When I first started having panic attacks, first experienced that all-consuming terror, I wondered why it was all so damned familiar. I couldn’t comprehend why I felt like I knew this, recognised it… WHY? And then I realized that I had felt like this before; for all the years that I was abused I felt this constant terror, in a muted sense. It got to the point where I was utterly used to it, similar to how you become habituated to the whirring of the fan or the sound of the rain. It was there, but I didn’t really notice, almost took it for granted. It’s been there ever since, and last night it all blew up in my face. Again. Suddenly I was four years old again, and totally immobilized by abject terror. I took my Ativan, but it didn’t seem to be working. It was still there, spreading slowly through my mind, causing me to shake with such force that my muscles were aching with the strain of it.
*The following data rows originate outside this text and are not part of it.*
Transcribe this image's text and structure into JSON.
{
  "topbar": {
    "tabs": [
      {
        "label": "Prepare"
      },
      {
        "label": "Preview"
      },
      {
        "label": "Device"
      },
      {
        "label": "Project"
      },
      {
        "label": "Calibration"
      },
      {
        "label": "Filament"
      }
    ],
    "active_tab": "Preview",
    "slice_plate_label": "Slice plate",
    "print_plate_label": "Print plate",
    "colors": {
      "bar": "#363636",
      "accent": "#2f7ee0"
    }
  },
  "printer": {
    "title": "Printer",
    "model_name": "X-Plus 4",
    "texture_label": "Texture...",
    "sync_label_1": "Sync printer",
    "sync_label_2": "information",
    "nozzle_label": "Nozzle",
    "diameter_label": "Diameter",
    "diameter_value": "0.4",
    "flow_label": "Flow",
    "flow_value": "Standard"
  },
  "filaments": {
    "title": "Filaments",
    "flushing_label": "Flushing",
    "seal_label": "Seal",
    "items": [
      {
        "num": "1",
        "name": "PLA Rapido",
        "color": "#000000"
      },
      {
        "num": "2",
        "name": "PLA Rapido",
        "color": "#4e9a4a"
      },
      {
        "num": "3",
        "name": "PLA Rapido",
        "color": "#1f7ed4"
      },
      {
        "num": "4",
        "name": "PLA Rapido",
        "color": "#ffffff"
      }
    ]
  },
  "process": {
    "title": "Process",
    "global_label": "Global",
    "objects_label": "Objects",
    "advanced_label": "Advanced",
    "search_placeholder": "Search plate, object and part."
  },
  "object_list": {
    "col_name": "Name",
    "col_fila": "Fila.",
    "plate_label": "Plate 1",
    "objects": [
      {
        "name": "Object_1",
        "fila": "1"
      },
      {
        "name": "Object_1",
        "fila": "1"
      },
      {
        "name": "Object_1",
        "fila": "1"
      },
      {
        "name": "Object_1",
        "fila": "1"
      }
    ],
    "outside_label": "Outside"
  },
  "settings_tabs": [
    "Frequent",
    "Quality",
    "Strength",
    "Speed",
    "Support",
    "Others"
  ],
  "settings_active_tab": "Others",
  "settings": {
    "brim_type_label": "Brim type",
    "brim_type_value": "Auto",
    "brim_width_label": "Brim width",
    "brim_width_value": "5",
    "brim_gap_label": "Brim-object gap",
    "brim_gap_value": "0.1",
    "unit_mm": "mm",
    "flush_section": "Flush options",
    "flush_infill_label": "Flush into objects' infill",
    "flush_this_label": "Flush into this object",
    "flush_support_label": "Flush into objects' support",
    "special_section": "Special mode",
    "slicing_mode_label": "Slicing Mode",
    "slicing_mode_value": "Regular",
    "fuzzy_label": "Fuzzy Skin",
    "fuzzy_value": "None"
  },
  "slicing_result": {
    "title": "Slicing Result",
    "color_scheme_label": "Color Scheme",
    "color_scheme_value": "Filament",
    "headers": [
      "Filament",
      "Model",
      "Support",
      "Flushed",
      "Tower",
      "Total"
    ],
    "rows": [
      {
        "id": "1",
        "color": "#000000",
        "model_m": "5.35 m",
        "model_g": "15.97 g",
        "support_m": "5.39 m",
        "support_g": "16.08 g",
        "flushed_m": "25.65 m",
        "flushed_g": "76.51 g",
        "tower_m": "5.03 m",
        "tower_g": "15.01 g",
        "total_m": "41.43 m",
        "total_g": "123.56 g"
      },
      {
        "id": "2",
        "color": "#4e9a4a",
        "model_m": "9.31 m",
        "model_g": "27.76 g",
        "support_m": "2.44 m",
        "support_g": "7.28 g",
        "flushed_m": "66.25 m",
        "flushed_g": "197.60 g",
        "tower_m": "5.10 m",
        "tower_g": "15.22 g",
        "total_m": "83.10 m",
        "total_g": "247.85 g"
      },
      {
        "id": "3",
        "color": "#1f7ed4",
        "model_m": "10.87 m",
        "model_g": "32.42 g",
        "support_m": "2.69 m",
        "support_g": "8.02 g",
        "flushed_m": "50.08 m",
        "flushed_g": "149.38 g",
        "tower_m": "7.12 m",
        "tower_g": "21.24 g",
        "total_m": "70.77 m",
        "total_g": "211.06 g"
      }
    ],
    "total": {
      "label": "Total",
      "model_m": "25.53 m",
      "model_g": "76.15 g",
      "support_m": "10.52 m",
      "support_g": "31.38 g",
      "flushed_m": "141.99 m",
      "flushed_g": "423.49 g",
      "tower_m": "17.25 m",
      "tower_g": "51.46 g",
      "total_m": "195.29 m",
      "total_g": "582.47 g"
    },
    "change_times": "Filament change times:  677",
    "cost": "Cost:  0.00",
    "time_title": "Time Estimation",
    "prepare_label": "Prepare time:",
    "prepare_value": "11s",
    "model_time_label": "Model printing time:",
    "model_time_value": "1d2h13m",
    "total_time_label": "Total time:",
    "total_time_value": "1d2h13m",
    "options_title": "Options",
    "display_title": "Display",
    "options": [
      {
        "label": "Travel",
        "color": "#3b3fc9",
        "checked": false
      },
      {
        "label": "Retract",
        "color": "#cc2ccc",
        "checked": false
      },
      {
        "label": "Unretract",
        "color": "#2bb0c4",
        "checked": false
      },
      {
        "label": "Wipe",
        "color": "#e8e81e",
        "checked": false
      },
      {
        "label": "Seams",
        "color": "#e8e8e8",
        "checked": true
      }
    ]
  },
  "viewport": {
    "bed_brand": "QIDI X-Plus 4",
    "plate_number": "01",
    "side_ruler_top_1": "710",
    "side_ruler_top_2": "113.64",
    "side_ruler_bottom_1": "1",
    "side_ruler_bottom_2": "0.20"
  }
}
Then I remembered the words, the only antidote to mental suffering is physical pain, so I dug my fingernails deep into my skin. I hoped that I could focus on the pain, that I could somehow start to breathe again, that I would survive. And I can’t help but think that it’s not fair… I shouldn’t have to live like this. Ambushed by fear I can’t see or name. The kind of thing that creeps in at 4 am when sleep would be such sweet relief, but closing my eyes just isn’t an option.
This is the aftermath of child abuse that nobody can truly understand unless they have been there themselves. How can you pick up the pieces of an ordinary life you never really knew? How do you move on? It’s been so many years. I wish I could say, “I am OK,” but I can’t. It is a long, difficult road to being OK.
I hate being this person. I hate living on this roller coaster, with no warning when the track is going to plunge into darkness. I hate not being able to breathe, not being able to see clearly, not being able to believe that things will ever get better. I hate that I sound like this. I hate that I am ashamed to write these words. I hate that I’m afraid someone will find out.
What if I really am worthless and unlovable?